- **TASK OBJECTIVE**
Please print all the lines below exactly as they are written.

- **DATA EXTRACT**
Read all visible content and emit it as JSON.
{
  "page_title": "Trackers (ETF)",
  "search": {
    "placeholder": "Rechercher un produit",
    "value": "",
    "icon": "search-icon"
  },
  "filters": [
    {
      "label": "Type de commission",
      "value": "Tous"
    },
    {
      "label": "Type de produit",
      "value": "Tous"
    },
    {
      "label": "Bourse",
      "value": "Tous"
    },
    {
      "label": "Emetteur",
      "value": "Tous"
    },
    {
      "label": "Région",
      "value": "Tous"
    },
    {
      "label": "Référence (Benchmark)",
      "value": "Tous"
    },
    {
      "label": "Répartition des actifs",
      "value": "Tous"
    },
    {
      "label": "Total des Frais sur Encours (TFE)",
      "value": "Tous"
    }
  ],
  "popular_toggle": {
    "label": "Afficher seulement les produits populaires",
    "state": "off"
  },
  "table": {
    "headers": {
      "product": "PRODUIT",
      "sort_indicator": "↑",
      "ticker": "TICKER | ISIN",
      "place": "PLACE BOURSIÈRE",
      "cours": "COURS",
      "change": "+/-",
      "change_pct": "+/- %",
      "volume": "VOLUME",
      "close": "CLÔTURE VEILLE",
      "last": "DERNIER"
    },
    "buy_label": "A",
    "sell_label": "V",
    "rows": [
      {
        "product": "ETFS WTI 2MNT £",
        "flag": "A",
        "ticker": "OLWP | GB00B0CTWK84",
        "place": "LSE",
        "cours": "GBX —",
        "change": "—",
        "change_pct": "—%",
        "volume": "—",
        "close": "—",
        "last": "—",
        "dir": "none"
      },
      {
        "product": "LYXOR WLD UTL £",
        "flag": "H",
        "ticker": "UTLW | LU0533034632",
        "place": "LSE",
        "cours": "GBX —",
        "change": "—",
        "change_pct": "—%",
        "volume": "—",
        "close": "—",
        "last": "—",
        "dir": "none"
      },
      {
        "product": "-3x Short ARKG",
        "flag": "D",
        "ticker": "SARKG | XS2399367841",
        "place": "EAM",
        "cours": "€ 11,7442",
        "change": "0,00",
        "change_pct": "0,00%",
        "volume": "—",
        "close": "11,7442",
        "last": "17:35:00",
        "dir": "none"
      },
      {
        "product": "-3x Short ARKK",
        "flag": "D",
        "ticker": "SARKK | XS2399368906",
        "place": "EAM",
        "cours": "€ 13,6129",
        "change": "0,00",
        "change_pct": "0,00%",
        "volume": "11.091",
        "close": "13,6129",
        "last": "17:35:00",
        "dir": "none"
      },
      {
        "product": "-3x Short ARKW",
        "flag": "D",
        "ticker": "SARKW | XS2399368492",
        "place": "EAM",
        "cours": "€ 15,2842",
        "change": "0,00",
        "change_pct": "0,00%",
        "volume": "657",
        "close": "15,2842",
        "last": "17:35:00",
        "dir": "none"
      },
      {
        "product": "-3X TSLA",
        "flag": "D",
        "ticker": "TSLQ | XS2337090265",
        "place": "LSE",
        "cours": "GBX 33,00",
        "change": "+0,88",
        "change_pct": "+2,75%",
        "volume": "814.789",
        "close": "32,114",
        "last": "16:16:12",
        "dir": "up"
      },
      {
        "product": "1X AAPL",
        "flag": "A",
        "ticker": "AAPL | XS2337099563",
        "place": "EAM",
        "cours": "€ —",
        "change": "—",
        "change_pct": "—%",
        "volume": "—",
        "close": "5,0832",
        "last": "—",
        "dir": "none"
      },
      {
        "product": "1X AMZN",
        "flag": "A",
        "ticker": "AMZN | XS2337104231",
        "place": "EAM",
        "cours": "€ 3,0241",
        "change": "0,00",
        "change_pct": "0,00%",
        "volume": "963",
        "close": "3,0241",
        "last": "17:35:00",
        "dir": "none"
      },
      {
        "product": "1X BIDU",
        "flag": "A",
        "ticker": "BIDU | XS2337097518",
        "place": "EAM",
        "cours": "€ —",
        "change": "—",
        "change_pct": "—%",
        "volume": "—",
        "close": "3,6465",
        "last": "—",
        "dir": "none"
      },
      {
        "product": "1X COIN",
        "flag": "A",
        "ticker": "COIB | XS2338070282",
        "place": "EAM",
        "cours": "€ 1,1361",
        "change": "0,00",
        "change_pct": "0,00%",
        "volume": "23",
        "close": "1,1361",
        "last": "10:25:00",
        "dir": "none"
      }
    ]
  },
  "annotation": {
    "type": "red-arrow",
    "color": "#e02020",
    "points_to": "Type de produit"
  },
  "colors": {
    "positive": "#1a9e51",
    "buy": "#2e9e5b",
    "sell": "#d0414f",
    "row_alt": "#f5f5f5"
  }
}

- **SOLVED EXERCISE**
Read all visible content and emit it as JSON.
{
  "page_title": "Trackers (ETF)",
  "search": {
    "placeholder": "Rechercher un produit",
    "value": "",
    "icon": "search-icon"
  },
  "filters": [
    {
      "label": "Type de commission",
      "value": "Tous"
    },
    {
      "label": "Type de produit",
      "value": "Tous"
    },
    {
      "label": "Bourse",
      "value": "Tous"
    },
    {
      "label": "Emetteur",
      "value": "Tous"
    },
    {
      "label": "Région",
      "value": "Tous"
    },
    {
      "label": "Référence (Benchmark)",
      "value": "Tous"
    },
    {
      "label": "Répartition des actifs",
      "value": "Tous"
    },
    {
      "label": "Total des Frais sur Encours (TFE)",
      "value": "Tous"
    }
  ],
  "popular_toggle": {
    "label": "Afficher seulement les produits populaires",
    "state": "off"
  },
  "table": {
    "headers": {
      "product": "PRODUIT",
      "sort_indicator": "↑",
      "ticker": "TICKER | ISIN",
      "place": "PLACE BOURSIÈRE",
      "cours": "COURS",
      "change": "+/-",
      "change_pct": "+/- %",
      "volume": "VOLUME",
      "close": "CLÔTURE VEILLE",
      "last": "DERNIER"
    },
    "buy_label": "A",
    "sell_label": "V",
    "rows": [
      {
        "product": "ETFS WTI 2MNT £",
        "flag": "A",
        "ticker": "OLWP | GB00B0CTWK84",
        "place": "LSE",
        "cours": "GBX —",
        "change": "—",
        "change_pct": "—%",
        "volume": "—",
        "close": "—",
        "last": "—",
        "dir": "none"
      },
      {
        "product": "LYXOR WLD UTL £",
        "flag": "H",
        "ticker": "UTLW | LU0533034632",
        "place": "LSE",
        "cours": "GBX —",
        "change": "—",
        "change_pct": "—%",
        "volume": "—",
        "close": "—",
        "last": "—",
        "dir": "none"
      },
      {
        "product": "-3x Short ARKG",
        "flag": "D",
        "ticker": "SARKG | XS2399367841",
        "place": "EAM",
        "cours": "€ 11,7442",
        "change": "0,00",
        "change_pct": "0,00%",
        "volume": "—",
        "close": "11,7442",
        "last": "17:35:00",
        "dir": "none"
      },
      {
        "product": "-3x Short ARKK",
        "flag": "D",
        "ticker": "SARKK | XS2399368906",
        "place": "EAM",
        "cours": "€ 13,6129",
        "change": "0,00",
        "change_pct": "0,00%",
        "volume": "11.091",
        "close": "13,6129",
        "last": "17:35:00",
        "dir": "none"
      },
      {
        "product": "-3x Short ARKW",
        "flag": "D",
        "ticker": "SARKW | XS2399368492",
        "place": "EAM",
        "cours": "€ 15,2842",
        "change": "0,00",
        "change_pct": "0,00%",
        "volume": "657",
        "close": "15,2842",
        "last": "17:35:00",
        "dir": "none"
      },
      {
        "product": "-3X TSLA",
        "flag": "D",
        "ticker": "TSLQ | XS2337090265",
        "place": "LSE",
        "cours": "GBX 33,00",
        "change": "+0,88",
        "change_pct": "+2,75%",
        "volume": "814.789",
        "close": "32,114",
        "last": "16:16:12",
        "dir": "up"
      },
      {
        "product": "1X AAPL",
        "flag": "A",
        "ticker": "AAPL | XS2337099563",
        "place": "EAM",
        "cours": "€ —",
        "change": "—",
        "change_pct": "—%",
        "volume": "—",
        "close": "5,0832",
        "last": "—",
        "dir": "none"
      },
      {
        "product": "1X AMZN",
        "flag": "A",
        "ticker": "AMZN | XS2337104231",
        "place": "EAM",
        "cours": "€ 3,0241",
        "change": "0,00",
        "change_pct": "0,00%",
        "volume": "963",
        "close": "3,0241",
        "last": "17:35:00",
        "dir": "none"
      },
      {
        "product": "1X BIDU",
        "flag": "A",
        "ticker": "BIDU | XS2337097518",
        "place": "EAM",
        "cours": "€ —",
        "change": "—",
        "change_pct": "—%",
        "volume": "—",
        "close": "3,6465",
        "last": "—",
        "dir": "none"
      },
      {
        "product": "1X COIN",
        "flag": "A",
        "ticker": "COIB | XS2338070282",
        "place": "EAM",
        "cours": "€ 1,1361",
        "change": "0,00",
        "change_pct": "0,00%",
        "volume": "23",
        "close": "1,1361",
        "last": "10:25:00",
        "dir": "none"
      }
    ]
  },
  "annotation": {
    "type": "red-arrow",
    "color": "#e02020",
    "points_to": "Type de produit"
  },
  "colors": {
    "positive": "#1a9e51",
    "buy": "#2e9e5b",
    "sell": "#d0414f",
    "row_alt": "#f5f5f5"
  }
}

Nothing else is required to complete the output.